Imagine trying to walk two blocks, complete with sidewalk sales tables, people sitting outside cafes talking on cellphones and enjoying coffee, and owners walking their dogs on leashes. Then add in the congestion of bumper-to-bumper traffic along cobblestone streets.
No big deal, right? OK, then try doing it blindfolded.
That’s what students in the University’s Department of Blindness and Low Vision Studies (BLVS) Orientation and Mobility (O&M) program
did in late July on the streets of Philadelphia’s Chestnut Hill neighborhood. Students experienced the challenges of trying to navigate a busy urban environment for those who are blind or have low vision.
Things that people with sight may take for granted as no big deal – the heights of the curbs, uneven or cracked sidewalks, trees, trash cans and flower boxes – cause extreme frustration for those with no sight.
“All these students are in courses for orientation mobility techniques, where they’re learning how to use a long white cane and navigate their environment,” said Amrah Baldini, orientation and mobility specialist and field instructor for the O&M program. “They go through the full experience.

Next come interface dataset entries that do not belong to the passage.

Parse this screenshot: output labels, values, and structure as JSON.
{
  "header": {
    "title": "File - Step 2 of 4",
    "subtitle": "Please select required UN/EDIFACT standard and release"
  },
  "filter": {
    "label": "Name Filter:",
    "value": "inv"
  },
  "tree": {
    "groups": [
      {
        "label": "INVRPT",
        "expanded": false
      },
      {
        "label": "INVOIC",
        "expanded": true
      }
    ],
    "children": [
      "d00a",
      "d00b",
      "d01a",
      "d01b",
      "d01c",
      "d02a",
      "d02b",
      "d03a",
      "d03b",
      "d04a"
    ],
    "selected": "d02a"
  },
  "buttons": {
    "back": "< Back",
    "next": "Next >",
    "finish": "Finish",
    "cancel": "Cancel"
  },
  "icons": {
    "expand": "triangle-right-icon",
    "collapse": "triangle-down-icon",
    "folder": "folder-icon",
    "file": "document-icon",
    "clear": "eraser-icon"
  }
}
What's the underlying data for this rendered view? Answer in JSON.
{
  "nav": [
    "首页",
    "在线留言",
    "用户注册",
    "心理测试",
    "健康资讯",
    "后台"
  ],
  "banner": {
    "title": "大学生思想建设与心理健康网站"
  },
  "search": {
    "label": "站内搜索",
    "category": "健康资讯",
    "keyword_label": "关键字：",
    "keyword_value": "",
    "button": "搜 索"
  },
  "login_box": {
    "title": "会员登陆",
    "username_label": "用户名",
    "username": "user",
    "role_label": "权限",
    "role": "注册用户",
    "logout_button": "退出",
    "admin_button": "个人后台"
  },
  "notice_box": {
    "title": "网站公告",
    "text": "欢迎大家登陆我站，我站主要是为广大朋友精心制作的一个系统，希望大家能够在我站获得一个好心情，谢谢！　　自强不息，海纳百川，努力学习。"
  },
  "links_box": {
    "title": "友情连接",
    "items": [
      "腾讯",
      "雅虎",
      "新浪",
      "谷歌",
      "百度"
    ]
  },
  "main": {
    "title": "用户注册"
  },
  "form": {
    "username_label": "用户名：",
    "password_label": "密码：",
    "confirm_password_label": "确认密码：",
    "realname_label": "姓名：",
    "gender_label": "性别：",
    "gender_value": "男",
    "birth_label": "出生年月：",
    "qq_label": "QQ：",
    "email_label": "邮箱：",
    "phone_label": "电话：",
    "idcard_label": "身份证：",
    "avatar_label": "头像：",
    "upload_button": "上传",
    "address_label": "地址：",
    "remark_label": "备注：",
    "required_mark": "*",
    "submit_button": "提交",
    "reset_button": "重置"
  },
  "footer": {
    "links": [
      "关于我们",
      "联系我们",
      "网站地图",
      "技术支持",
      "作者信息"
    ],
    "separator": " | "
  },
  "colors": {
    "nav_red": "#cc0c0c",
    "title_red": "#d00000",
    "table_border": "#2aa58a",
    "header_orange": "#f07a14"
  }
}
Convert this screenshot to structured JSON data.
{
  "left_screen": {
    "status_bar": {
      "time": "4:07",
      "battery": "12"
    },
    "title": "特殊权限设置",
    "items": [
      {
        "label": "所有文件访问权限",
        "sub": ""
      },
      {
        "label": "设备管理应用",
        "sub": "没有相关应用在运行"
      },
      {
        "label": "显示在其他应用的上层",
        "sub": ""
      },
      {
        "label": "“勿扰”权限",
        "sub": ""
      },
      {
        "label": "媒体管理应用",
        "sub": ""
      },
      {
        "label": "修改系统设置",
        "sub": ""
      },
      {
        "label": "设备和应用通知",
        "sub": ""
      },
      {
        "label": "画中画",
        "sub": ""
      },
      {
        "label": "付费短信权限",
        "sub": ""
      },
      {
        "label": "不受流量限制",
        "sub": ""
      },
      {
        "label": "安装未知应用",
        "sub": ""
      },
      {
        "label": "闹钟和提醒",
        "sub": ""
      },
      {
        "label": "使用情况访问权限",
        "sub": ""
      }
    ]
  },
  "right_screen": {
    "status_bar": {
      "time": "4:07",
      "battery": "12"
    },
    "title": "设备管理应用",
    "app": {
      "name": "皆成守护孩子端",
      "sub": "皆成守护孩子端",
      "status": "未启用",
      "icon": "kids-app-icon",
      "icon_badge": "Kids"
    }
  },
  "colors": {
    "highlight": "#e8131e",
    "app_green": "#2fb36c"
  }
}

They’re blindfolded through all of their training on the techniques.”
The three students training that day – Nicole Jay ‘19BLVS, Shannon Spicer ‘20BLVS and Meghan Bretz ‘21BLVS – already trained on crossing the street. Their task during this session was learning how to solicit assistance when they’re not able to cross the street by themselves.
Asking for help to cross the street? It’s not as easy as it appears for vision impaired and blind people.
“Most people are pretty helpful, but the help they give sometimes isn’t always helpful,” said Baldini.
Jay discovered that out immediately. The first student to put the blindfold on for the training session, Jay took an hour just to navigate two blocks of Chestnut Hill with her long white cane. Several times during the drill, she had to stop, pause and analyze the situation she was in. That’s what students are taught - don’t rush; there is nothing wrong with waiting. When you feel comfortable that you have the information you need, then go from there.
There were a handful of good Samaritans who offered to help, but that didn’t always go as planned.
“Soliciting assistance from people in the community isn’t always the best thing. Although they mean to be helpful, they can disorient you by taking you someplace that you might not be expecting to go, like the wrong side of the street,” said Jay. “I couldn’t see them, but I felt like everybody was pointing their directions and not one person was showing me the actual direction without pointing.”
Not surprisingly, that can be frustrating to a vision-impaired person.
“Oh, I was frustrated, and I’m pretty sure it looked that way,” said Jay. “It does put into perspective what people have to go through to use the white cane and get around the community, how they’re perceived in the community.”
Students who complete the program will be orientation and mobility specialists and will then be teaching the blind and visually impaired how to navigate, whether that’s in their homes, their communities or with getting to a job or going to school.
“It’s a very open-minded, intense and tough summer,” said Baldini, who oversees the internship and fieldwork and who also graduated from the O&M program. “The students are thrown into this environment and it takes a lot of stamina to figure it all out. But when the students finish, they can work with the blind and visually impaired and help them through situations because they’ve been through those situations themselves.”
Learn More About Our Blindness and Low Vision Studies Programs